What brought this topic to mind was the (incredibly boring) commentary during the Blackpool Latin final.   The commentators basically said that the competition wasn't between the top six. The real competitions, according to them, were between couples 1  and 2, couples 3 and 4, and couples 5 and 6.  IOW, couples 5 and 6 walk onto the floor knowing that the only way they'll win is if a miracle happens or somebody dies on the floor.  If anything,they dance playing a waiting game, on the off chance that the champs will retire before they do, thereby creating a real opening.


Good and fair points Wink. Many things that I'd like to reply. 

Yes. On the other hand, couple 5 and 6 could be really happy (and rightly so) to actually get to the final at such a prestigious comp. I also have heard that people would retire before being a champ simply because they are so tired of waiting.

btw, the commentary was irritating for me Wink

Quote
This made me think about our conversation, a few weeks back, where we talked about the perception that judges are hesitant to unseat reigning champions  Once champs are in, they tend to stay in until they retire. So, in practice, there's no real competition for the top slot (arguably top slots.)

But isn't the point of competing to win?  Okay. Fine.  At Blackpool, everybody in the final or semi-final or quarter-final has bragging rights.  But what about at the Podunk invitational in Nowhere, QC?

How do you get yourself to bring your A game, regardless?
As for how do you get yourself to bring your A game: there is of course the physical side. If you don't practice, you ain't gonna be a champion, fair and simple. However, there is also the psychological part and it is actually quite an important aspect - at least important enough that there are professionals helping dancers on these kind of things. I will suggest a book - Dance to your Maximum, an excellent book talking about how to prepare yourself, how to practice, what to do with your mind when actually on the comp floor, etc.
Logged
phoenix13
Gold
***
Posts: 3359



« Reply #6 on: June 25, 2013, 12:43:44 PM »

Still thinking about my reply.  In the meantime,  I'll look for that book.  You are not the first person who recommended it. It must be a good one. Smiley
Logged

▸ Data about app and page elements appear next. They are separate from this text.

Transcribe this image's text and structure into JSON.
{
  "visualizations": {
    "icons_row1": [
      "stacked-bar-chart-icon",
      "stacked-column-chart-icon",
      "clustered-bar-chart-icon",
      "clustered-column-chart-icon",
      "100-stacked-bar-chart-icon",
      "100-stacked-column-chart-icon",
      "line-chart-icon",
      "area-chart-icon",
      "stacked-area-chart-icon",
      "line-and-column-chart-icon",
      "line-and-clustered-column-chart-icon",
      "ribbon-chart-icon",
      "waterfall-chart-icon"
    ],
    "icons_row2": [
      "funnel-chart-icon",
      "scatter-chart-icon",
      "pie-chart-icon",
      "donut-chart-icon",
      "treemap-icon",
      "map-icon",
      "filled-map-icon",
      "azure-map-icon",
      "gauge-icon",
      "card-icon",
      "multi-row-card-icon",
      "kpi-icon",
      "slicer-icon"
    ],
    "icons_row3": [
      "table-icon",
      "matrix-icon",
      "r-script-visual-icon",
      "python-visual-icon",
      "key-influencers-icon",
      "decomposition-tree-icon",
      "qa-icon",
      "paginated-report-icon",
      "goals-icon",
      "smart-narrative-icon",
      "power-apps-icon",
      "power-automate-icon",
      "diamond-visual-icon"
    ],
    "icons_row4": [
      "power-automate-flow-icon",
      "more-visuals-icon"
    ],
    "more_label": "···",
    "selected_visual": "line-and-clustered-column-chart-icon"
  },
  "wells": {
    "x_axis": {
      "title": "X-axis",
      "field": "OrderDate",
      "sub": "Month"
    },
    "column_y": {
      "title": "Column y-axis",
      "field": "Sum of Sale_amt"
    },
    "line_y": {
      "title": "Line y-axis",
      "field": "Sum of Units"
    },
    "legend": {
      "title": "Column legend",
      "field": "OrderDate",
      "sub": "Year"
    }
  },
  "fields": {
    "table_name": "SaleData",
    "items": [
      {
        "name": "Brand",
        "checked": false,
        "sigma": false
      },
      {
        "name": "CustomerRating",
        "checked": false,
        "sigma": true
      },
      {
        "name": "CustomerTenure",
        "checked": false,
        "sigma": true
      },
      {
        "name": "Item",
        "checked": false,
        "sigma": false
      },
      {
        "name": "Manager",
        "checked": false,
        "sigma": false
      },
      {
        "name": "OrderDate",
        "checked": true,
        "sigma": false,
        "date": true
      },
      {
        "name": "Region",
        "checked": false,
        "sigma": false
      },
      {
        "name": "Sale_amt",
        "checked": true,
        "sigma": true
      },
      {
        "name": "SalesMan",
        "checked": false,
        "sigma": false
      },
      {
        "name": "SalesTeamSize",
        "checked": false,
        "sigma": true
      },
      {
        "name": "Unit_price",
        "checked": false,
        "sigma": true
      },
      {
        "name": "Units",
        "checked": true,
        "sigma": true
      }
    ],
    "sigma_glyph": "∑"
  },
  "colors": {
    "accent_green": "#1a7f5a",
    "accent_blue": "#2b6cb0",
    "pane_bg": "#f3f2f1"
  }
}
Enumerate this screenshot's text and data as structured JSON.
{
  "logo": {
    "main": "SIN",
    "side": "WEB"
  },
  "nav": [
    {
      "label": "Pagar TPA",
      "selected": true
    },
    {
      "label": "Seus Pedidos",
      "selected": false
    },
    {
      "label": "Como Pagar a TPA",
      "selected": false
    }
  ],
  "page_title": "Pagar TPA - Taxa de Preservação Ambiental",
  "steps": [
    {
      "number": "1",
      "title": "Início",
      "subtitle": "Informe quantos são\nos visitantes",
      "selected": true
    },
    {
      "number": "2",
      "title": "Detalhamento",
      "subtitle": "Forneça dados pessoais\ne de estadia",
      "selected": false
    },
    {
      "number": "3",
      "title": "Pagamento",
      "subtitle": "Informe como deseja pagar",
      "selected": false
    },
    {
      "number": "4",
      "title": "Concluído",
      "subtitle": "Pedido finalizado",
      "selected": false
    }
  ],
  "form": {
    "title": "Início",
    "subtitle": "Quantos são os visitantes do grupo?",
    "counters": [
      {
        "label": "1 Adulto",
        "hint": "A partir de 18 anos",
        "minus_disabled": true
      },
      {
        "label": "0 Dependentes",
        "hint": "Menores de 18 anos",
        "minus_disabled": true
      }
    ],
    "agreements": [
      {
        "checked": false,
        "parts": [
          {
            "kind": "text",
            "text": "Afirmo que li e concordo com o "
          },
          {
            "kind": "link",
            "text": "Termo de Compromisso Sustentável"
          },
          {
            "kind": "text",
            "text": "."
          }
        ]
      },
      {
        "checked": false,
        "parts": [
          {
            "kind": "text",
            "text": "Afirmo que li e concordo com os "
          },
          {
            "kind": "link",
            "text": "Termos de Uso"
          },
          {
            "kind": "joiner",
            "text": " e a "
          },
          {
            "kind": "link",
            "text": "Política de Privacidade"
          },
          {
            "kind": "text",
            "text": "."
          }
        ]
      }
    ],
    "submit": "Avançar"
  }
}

Dona nobis pacem.
Pages: [1] Print 
« previous next »
Jump to:  

Powered by MySQL Powered by PHP Powered by SMF 1.1.11 | SMF © 2006-2008, Simple Machines LLC Valid XHTML 1.0! Valid CSS!